*Action item*:
Starting with the first line and ending with the last, copy the entries word for word.

*** Opening Given entries ***

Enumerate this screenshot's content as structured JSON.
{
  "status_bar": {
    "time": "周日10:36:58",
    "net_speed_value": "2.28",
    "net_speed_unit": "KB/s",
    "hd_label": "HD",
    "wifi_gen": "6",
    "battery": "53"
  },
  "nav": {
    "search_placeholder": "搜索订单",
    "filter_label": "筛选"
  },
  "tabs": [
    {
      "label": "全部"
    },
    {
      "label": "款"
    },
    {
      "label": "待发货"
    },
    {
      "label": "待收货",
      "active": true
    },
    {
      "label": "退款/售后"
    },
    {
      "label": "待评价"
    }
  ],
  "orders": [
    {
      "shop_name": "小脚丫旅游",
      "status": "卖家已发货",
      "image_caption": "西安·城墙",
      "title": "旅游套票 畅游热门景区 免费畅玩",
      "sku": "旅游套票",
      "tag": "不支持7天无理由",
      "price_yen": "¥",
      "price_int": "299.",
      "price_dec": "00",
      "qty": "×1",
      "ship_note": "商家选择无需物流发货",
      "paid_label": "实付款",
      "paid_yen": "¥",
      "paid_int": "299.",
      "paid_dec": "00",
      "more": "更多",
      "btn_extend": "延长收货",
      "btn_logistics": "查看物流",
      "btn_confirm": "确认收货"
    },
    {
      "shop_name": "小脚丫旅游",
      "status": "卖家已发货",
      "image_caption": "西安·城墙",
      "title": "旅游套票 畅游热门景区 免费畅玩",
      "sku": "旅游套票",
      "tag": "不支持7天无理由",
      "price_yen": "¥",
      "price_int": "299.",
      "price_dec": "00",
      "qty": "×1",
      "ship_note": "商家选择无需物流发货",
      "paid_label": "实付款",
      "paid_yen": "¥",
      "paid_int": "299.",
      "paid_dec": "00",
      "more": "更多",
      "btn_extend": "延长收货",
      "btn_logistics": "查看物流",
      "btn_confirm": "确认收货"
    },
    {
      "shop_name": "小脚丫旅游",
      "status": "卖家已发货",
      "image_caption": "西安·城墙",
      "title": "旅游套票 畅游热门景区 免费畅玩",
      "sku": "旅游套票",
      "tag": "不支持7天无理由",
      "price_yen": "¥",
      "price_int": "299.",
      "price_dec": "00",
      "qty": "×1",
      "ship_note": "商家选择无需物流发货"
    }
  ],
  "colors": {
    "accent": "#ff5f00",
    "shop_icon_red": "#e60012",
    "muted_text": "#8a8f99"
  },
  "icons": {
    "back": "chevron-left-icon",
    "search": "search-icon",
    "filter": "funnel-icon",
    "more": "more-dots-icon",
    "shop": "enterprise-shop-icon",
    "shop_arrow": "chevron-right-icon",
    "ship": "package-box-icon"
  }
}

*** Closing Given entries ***

*Result of the task*:
Enumerate this screenshot's content as structured JSON.
{
  "status_bar": {
    "time": "周日10:36:58",
    "net_speed_value": "2.28",
    "net_speed_unit": "KB/s",
    "hd_label": "HD",
    "wifi_gen": "6",
    "battery": "53"
  },
  "nav": {
    "search_placeholder": "搜索订单",
    "filter_label": "筛选"
  },
  "tabs": [
    {
      "label": "全部"
    },
    {
      "label": "款"
    },
    {
      "label": "待发货"
    },
    {
      "label": "待收货",
      "active": true
    },
    {
      "label": "退款/售后"
    },
    {
      "label": "待评价"
    }
  ],
  "orders": [
    {
      "shop_name": "小脚丫旅游",
      "status": "卖家已发货",
      "image_caption": "西安·城墙",
      "title": "旅游套票 畅游热门景区 免费畅玩",
      "sku": "旅游套票",
      "tag": "不支持7天无理由",
      "price_yen": "¥",
      "price_int": "299.",
      "price_dec": "00",
      "qty": "×1",
      "ship_note": "商家选择无需物流发货",
      "paid_label": "实付款",
      "paid_yen": "¥",
      "paid_int": "299.",
      "paid_dec": "00",
      "more": "更多",
      "btn_extend": "延长收货",
      "btn_logistics": "查看物流",
      "btn_confirm": "确认收货"
    },
    {
      "shop_name": "小脚丫旅游",
      "status": "卖家已发货",
      "image_caption": "西安·城墙",
      "title": "旅游套票 畅游热门景区 免费畅玩",
      "sku": "旅游套票",
      "tag": "不支持7天无理由",
      "price_yen": "¥",
      "price_int": "299.",
      "price_dec": "00",
      "qty": "×1",
      "ship_note": "商家选择无需物流发货",
      "paid_label": "实付款",
      "paid_yen": "¥",
      "paid_int": "299.",
      "paid_dec": "00",
      "more": "更多",
      "btn_extend": "延长收货",
      "btn_logistics": "查看物流",
      "btn_confirm": "确认收货"
    },
    {
      "shop_name": "小脚丫旅游",
      "status": "卖家已发货",
      "image_caption": "西安·城墙",
      "title": "旅游套票 畅游热门景区 免费畅玩",
      "sku": "旅游套票",
      "tag": "不支持7天无理由",
      "price_yen": "¥",
      "price_int": "299.",
      "price_dec": "00",
      "qty": "×1",
      "ship_note": "商家选择无需物流发货"
    }
  ],
  "colors": {
    "accent": "#ff5f00",
    "shop_icon_red": "#e60012",
    "muted_text": "#8a8f99"
  },
  "icons": {
    "back": "chevron-left-icon",
    "search": "search-icon",
    "filter": "funnel-icon",
    "more": "more-dots-icon",
    "shop": "enterprise-shop-icon",
    "shop_arrow": "chevron-right-icon",
    "ship": "package-box-icon"
  }
}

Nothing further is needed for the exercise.